Saturday, January 6                         MARIANNE BORUCH: Orienteering and Trial
10:45 AM                                                      Balloons                   

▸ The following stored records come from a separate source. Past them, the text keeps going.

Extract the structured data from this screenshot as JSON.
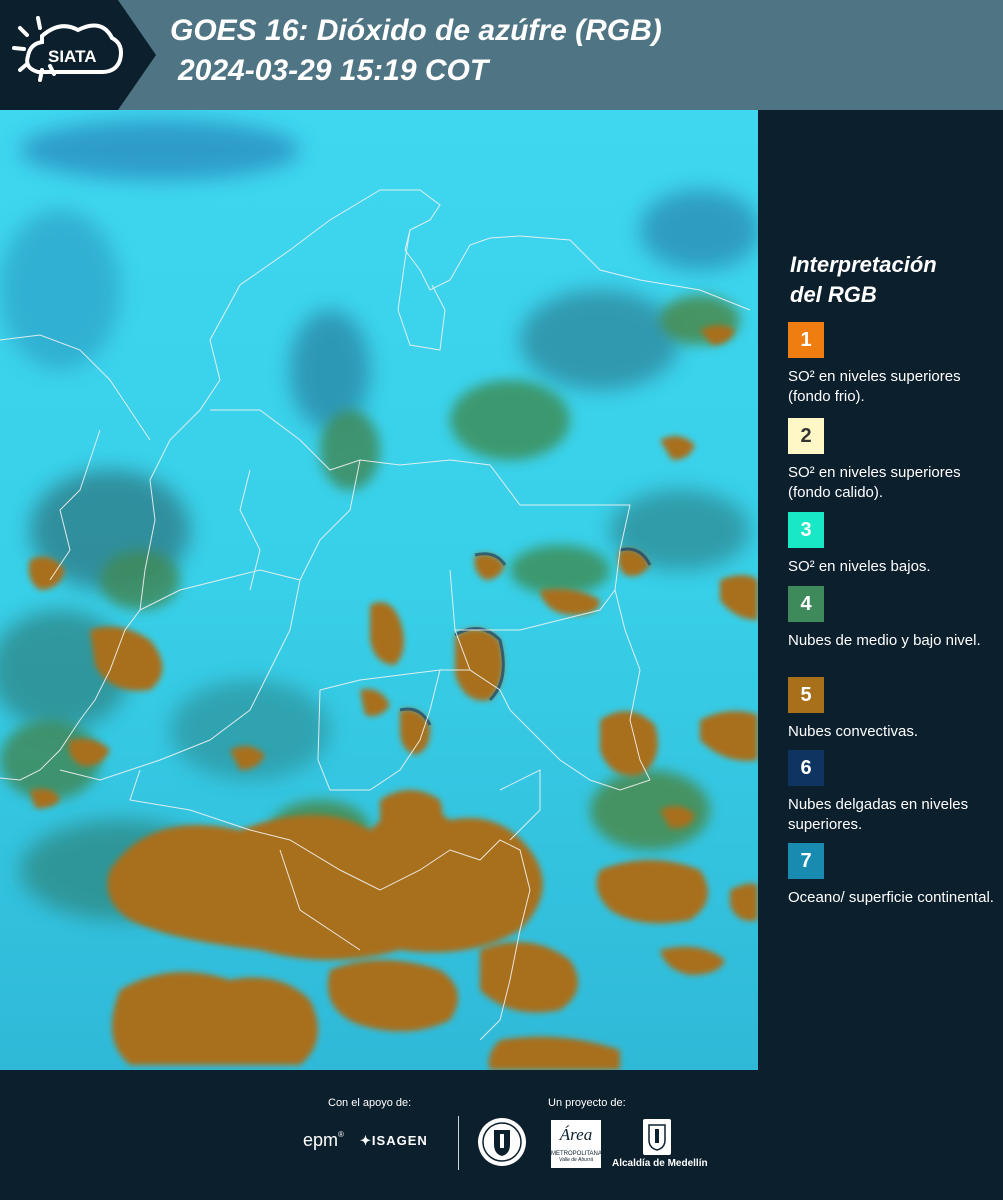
{
  "header": {
    "logo_text": "SIATA",
    "title": "GOES 16: Dióxido de azúfre (RGB)",
    "datetime": "2024-03-29 15:19 COT"
  },
  "legend": {
    "title_line1": "Interpretación",
    "title_line2": "del RGB",
    "items": [
      {
        "number": "1",
        "color": "#f07d10",
        "text": "SO² en niveles superiores (fondo frio)."
      },
      {
        "number": "2",
        "color": "#fff7c6",
        "text": "SO² en niveles superiores (fondo calido)."
      },
      {
        "number": "3",
        "color": "#19e8c6",
        "text": "SO² en niveles bajos."
      },
      {
        "number": "4",
        "color": "#3f8a5b",
        "text": "Nubes de medio y bajo nivel."
      },
      {
        "number": "5",
        "color": "#a8701b",
        "text": "Nubes convectivas."
      },
      {
        "number": "6",
        "color": "#0e3462",
        "text": "Nubes delgadas en niveles superiores."
      },
      {
        "number": "7",
        "color": "#1a8bb0",
        "text": "Oceano/ superficie continental."
      }
    ]
  },
  "footer": {
    "support_label": "Con el apoyo de:",
    "project_label": "Un proyecto de:",
    "sponsor_epm": "epm",
    "sponsor_isagen": "ISAGEN",
    "area_name": "Área",
    "area_sub1": "METROPOLITANA",
    "area_sub2": "Valle de Aburrá",
    "alcaldia": "Alcaldía de Medellín"
  }
}
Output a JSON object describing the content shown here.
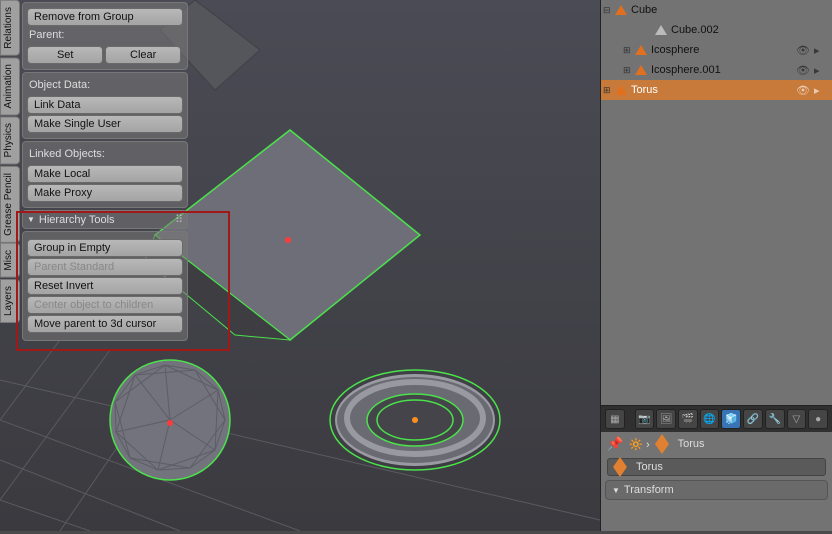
{
  "tabs": [
    "Relations",
    "Animation",
    "Physics",
    "Grease Pencil",
    "Misc",
    "Layers"
  ],
  "panel": {
    "remove_from_group": "Remove from Group",
    "parent_label": "Parent:",
    "set": "Set",
    "clear": "Clear",
    "object_data_label": "Object Data:",
    "link_data": "Link Data",
    "make_single_user": "Make Single User",
    "linked_objects_label": "Linked Objects:",
    "make_local": "Make Local",
    "make_proxy": "Make Proxy",
    "hierarchy_tools": "Hierarchy Tools",
    "group_in_empty": "Group in Empty",
    "parent_standard": "Parent Standard",
    "reset_invert": "Reset Invert",
    "center_object": "Center object to children",
    "move_parent_cursor": "Move parent to 3d cursor"
  },
  "outliner": {
    "items": [
      {
        "name": "Cube",
        "level": 0,
        "sel": false,
        "exp": "⊟"
      },
      {
        "name": "Cube.002",
        "level": 1,
        "sel": false,
        "grey": true,
        "exp": ""
      },
      {
        "name": "Icosphere",
        "level": 1,
        "sel": false,
        "exp": "⊞",
        "icons": true
      },
      {
        "name": "Icosphere.001",
        "level": 1,
        "sel": false,
        "exp": "⊞",
        "icons": true
      },
      {
        "name": "Torus",
        "level": 0,
        "sel": true,
        "exp": "⊞",
        "icons": true
      }
    ]
  },
  "properties": {
    "breadcrumb": "Torus",
    "name": "Torus",
    "transform_label": "Transform"
  }
}
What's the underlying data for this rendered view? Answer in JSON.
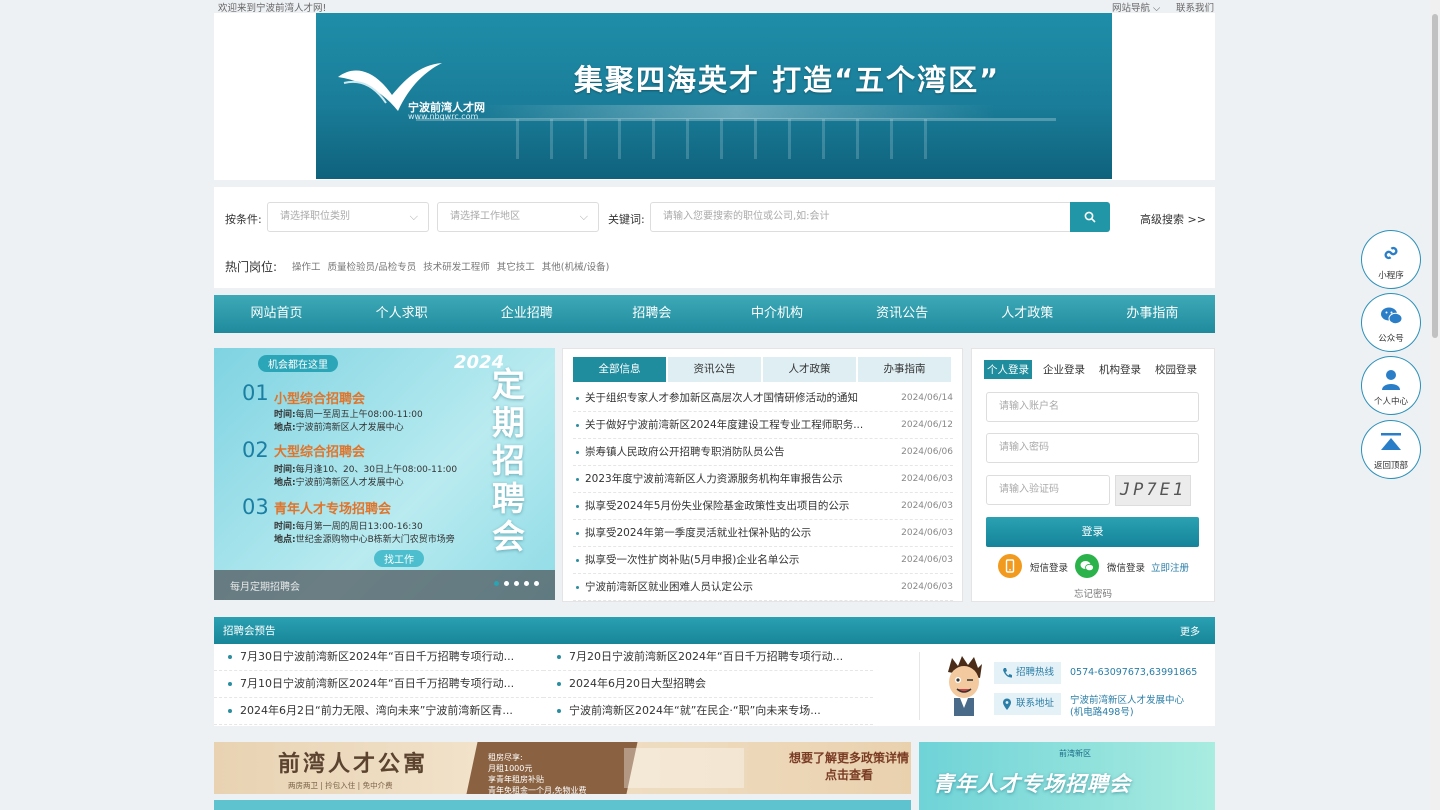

This lecture is a pinball machine, a set of shelves, a seed bed, a hoarded basement’s languid mess. Which is to say, it is a five-part invention (Audio, Embarrassment, Spellcheck, Wild Blue Yonder, Shirt) taking on a number of subjects: the beloved particulars of image, rhyme and other kinship sounds, metaphor, lineation, on to various sorts of transformation yet to be named exactly. And anecdotes about hairstyles, airplanes, 8th grade, dark-eyed Juncos, public swimming pools, etc. Plus why we write at all. Eventual reference will be made to the work and continuing presence of Joseph Conrad, Emily Dickinson, Larry Levis, John Clare, Laura Jensen, Jorge Luis Borges, and others. The aim also is to introduce a rather addictive form of literary architecture —I call it the “wee essay”—which is a DIY lyric device of attention crossed by bewilderment that with any luck carries a faint rhetorical aftersound, just enough to bother you and perhaps show what can be managed with fewer words than might be good for you.

Handouts will be provided. No experience necessary but curiosity would be grand.

Public Readings: Saturday, January 6
In Canon Lounge, Gladfelter, 8:15 p.m.

Gabrielle Calvocoressi
Robert Boswell
Connie Voisine
Antonya Nelson

MFA Residency Public Lecture and Reading Schedule – Friday, January 5

Public Lectures: Friday, January 5
In Canon Lounge, Gladfelter

Friday, January 5                                        ALAN WILLIAMSON: Center and Circumference:
9:30 AM                                                         The Modernist Long Poem

Though now an all-but-extinct genre, the Modernist long poem was one of the high points of literary ambition in the Twentieth Century.  It was omnivorous, attempting, by methods akin to collage in modern painting, to include the poet’s entire circumambient world.  And the fluidity or elusiveness of the central point of view, amid multiple narrators, could suggest a larger mode of selfhood, constituted by the totality of one’s relations.  We will be looking at the opening sections of T. S. Eliot’s The Waste Land, Robert Hayden’s “Middle Passage,” Hart Crane’s The Bridge, and William Carlos Williams’s Paterson.

Friday, January 5                                        MICHAEL PARKER: The Big I.F. : Imitative Fallacy                 
10:45 AM                                                      and Structural Integrity

Most, if not all, of what we write about–love, grief, familial bonds, cultural and political forces, “madness,” the imagination, consciousness itself tends toward chaos, ambiguity and irresolution. It is our charge to represent, via narrative rhythm, that chaos while employing technical means to frame and find order in it.  The imitative fallacy occurs when we merely mimic the chaos without employing formal order, leaving the reader more confused than satisfied.   This lecture will discuss why the imitative fallacy is something we should always risk in our attempt to capture the rhythm of experience, but never commit. We will focus on ways in which it is (narrowly but powerfully) avoided (and sometimes not) in works including Wright Morris’ The Works of Love, Danielle Dutton’s Sprawl, and Brian Eno’s glorious deconstruction of Pachelbel’s Canon, with passing mention of Robert Altman’s McCabe and Mrs. Miller, Pauline Kael’s review of same, and the novels of Herta Müller.

Public Readings: Friday, January 5
In Canon Lounge, Gladfelter, 8:15 p.m.

C.J. Hribal
Marianne Boruch
Nina McConigle
Maurice Manning